-- Goal of the exercise --
Working from the entries below, tally each line that holds "content". Give the tally and nothing else.

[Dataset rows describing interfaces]

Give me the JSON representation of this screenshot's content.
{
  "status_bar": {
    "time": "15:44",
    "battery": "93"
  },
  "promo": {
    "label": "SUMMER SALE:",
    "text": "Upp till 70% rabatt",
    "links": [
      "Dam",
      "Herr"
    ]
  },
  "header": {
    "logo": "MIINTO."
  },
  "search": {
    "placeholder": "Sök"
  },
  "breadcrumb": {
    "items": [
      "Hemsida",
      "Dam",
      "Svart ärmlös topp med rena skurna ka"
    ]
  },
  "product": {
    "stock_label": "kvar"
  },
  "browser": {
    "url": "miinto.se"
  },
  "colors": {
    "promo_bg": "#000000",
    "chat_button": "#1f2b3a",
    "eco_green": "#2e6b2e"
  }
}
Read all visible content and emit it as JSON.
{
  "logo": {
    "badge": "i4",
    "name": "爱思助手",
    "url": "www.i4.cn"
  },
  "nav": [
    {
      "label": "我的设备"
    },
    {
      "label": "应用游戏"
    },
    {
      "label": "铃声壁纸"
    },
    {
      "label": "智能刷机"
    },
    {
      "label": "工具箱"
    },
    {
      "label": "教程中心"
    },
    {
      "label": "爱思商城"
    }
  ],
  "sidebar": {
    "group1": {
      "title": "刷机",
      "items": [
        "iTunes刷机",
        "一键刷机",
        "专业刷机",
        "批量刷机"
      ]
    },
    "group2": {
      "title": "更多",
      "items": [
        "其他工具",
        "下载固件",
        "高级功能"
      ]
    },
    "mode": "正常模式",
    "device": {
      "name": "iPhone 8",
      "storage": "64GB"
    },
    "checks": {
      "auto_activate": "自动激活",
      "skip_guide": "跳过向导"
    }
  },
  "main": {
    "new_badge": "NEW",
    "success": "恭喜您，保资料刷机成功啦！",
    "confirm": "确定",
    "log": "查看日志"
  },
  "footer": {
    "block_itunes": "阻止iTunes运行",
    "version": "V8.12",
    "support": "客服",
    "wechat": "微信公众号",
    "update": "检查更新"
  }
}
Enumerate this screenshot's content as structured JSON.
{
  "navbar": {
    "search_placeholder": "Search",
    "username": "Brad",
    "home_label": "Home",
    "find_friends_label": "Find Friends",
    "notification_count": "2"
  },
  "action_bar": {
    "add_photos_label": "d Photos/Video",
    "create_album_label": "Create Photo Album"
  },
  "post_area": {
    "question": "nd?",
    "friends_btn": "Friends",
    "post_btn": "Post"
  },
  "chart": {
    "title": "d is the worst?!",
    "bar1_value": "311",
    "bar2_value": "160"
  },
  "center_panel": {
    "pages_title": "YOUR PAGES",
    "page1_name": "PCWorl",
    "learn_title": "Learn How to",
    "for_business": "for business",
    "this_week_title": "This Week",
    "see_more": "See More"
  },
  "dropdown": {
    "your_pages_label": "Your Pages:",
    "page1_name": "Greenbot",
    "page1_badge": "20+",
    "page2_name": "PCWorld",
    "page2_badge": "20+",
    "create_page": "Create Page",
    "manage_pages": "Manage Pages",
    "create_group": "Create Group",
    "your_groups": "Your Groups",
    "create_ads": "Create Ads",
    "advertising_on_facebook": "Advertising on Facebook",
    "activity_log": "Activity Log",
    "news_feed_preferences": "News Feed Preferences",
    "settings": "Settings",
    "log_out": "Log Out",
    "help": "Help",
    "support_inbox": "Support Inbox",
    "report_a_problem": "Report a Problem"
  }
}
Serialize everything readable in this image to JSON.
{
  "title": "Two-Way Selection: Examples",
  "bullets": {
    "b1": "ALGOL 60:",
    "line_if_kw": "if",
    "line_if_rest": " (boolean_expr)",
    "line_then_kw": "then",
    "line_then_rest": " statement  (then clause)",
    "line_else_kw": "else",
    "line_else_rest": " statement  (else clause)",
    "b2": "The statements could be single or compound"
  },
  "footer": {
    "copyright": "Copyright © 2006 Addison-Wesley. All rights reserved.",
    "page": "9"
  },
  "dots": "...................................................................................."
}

-- Answer box --
3